Those are Phil Mickelson’s words from his Tuesday PM gab with the assembled press at Oak Hill country club. The course’s firm fairways are running fast, so balls hit to the edges will resist stasis and tumble on into one of three cuts of rough.
“I don’t sign during the round. I don’t sign before the round. So I have to set aside time after the round, and that’s kind of what I feel is the fair compromise for me to be able to get my work done, but also show my appreciation for the fans who come out here and buy tickets and allow us to play golf for a living.”
Forget pointing fingers at other touring professional golfers. Point fingers at yourself and ask if you give that kind of effort in what you do. Did I shoot enough images (728, I counted) on Tuesday? Did I pick the best ones for this gallery? Are my chosen words the most appropriate and descriptive I can muster? For what it’s worth, there was a line outside the media compound of fans, waiting for Phil to depart and sign some more. Now that’s adulation!

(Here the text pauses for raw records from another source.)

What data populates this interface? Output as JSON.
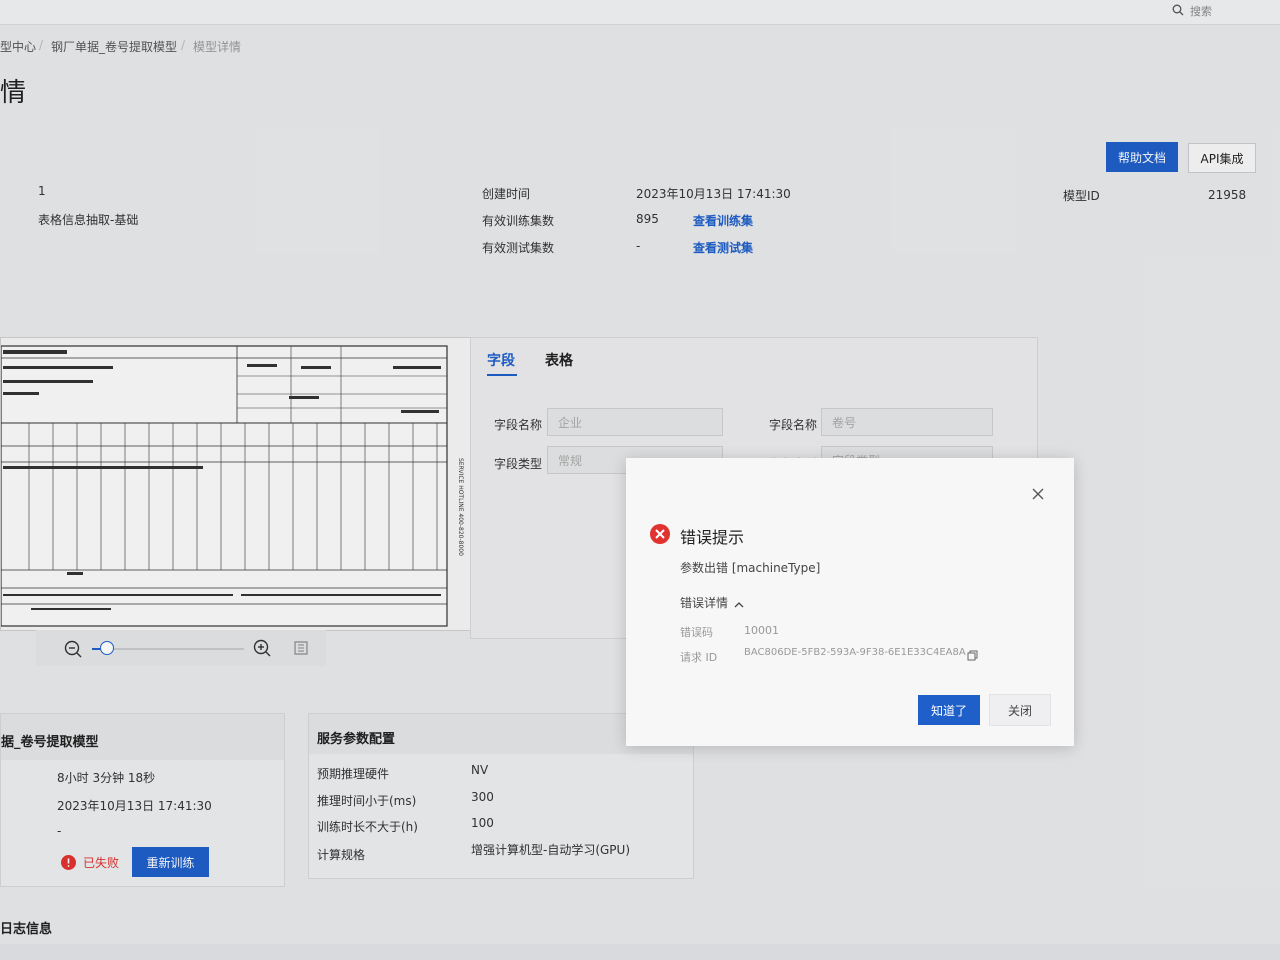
{
  "header": {
    "search_placeholder": "搜索"
  },
  "breadcrumb": {
    "items": [
      "型中心",
      "钢厂单据_卷号提取模型",
      "模型详情"
    ],
    "separator": "/"
  },
  "page": {
    "title": "情"
  },
  "actions": {
    "help_doc": "帮助文档",
    "api_integration": "API集成"
  },
  "info": {
    "col1_value1": "1",
    "col1_value2": "表格信息抽取-基础",
    "created_time_label": "创建时间",
    "created_time_value": "2023年10月13日 17:41:30",
    "train_set_label": "有效训练集数",
    "train_set_value": "895",
    "train_set_link": "查看训练集",
    "test_set_label": "有效测试集数",
    "test_set_value": "-",
    "test_set_link": "查看测试集",
    "model_id_label": "模型ID",
    "model_id_value": "21958"
  },
  "preview": {
    "side_text": "SERVICE HOTLINE 400-820-8000"
  },
  "fields_panel": {
    "tabs": [
      "字段",
      "表格"
    ],
    "field_name_label": "字段名称",
    "field_name_1": "企业",
    "field_name_2": "卷号",
    "field_type_label": "字段类型",
    "field_type_1": "常规",
    "field_type_2": "字段类型"
  },
  "training_card": {
    "title": "据_卷号提取模型",
    "duration": "8小时 3分钟 18秒",
    "time": "2023年10月13日 17:41:30",
    "dash": "-",
    "status": "已失败",
    "retrain": "重新训练"
  },
  "service_card": {
    "title": "服务参数配置",
    "rows": [
      {
        "label": "预期推理硬件",
        "value": "NV"
      },
      {
        "label": "推理时间小于(ms)",
        "value": "300"
      },
      {
        "label": "训练时长不大于(h)",
        "value": "100"
      },
      {
        "label": "计算规格",
        "value": "增强计算机型-自动学习(GPU)"
      }
    ]
  },
  "log": {
    "title": "日志信息"
  },
  "modal": {
    "title": "错误提示",
    "message": "参数出错 [machineType]",
    "details_toggle": "错误详情",
    "error_code_label": "错误码",
    "error_code_value": "10001",
    "request_id_label": "请求 ID",
    "request_id_value": "BAC806DE-5FB2-593A-9F38-6E1E33C4EA8A",
    "ok_button": "知道了",
    "close_button": "关闭"
  },
  "colors": {
    "primary": "#1f5fc9",
    "error": "#e0322f"
  }
}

“I think the 15th hole is a great par 3…But what’s also challenging about that hole is that if you miss it left, the green is difficult because it’s pitched into you at first and then works way; making a chip shot or bunker shot extremely difficult to get close.”
I watched Brandon Grace (he’s the guy in some of the photos below, most notably the one with the phone pressed to his ear as he plays the 14th) hit shot after shot from the left bunkers, from the grass beyond the green. It’s clear where their misses will be. Expect to see a lot of cut shots started at the left bunkers on the 15th hole.
“And so you’ve got 12 through 16 where you can make up ground making birdies, and you have 17 and 18 where you’re trying to get home in pars. You can have a huge swing of strokes in that stretch.”
And they say that the Masters doesn’t begin until the back nine on Sunday. Folks, Phil just laid out your viewing plan for the four days of competition. Any questions?
“I think that having Tiger win last week is great, because I can’t remember the last time somebody won the week before a major and then went on and won.”
Don’t quit your day job just yet, Phil, but that’s pretty well-timed. A little bit droll and funny. Well struck, Phil, well struck.
“I think the identity of the PGA Championship changes quite often…I think that what that does is allow young players a chance to be aggressive and not have to play so defensive…I guess I don’t really have a great answer as to why we’ve had first-time winners here, because it really favors guys that are playing well and are experienced.”
Just a little stream of consciousness from America’s Golfer. He spoke for about six paragraphs on this question: First-time major champs at PGA a coincidence? You could tell that he made an attempt to sort it out, realized he couldn’t and shrugged his shoulders.
“I feel like I’ve keyed in on two areas that I’ve struggled with for years, which is putting and off the tee. I feel very confident in my ability to get the ball in play off the tee and I feel very confident in my ability on the greens now; where I’ve turned weakness into strengths…I feel like now the major championships are possible the easiest ones for me to be in contention and maybe even win, because of those weaknesses becoming strengths.”
Yet another blueprint from the master, on how to enjoy golf more. Whether you compete fervently or gently, or just play to get better, we need to start with where we struggle, in order to improve.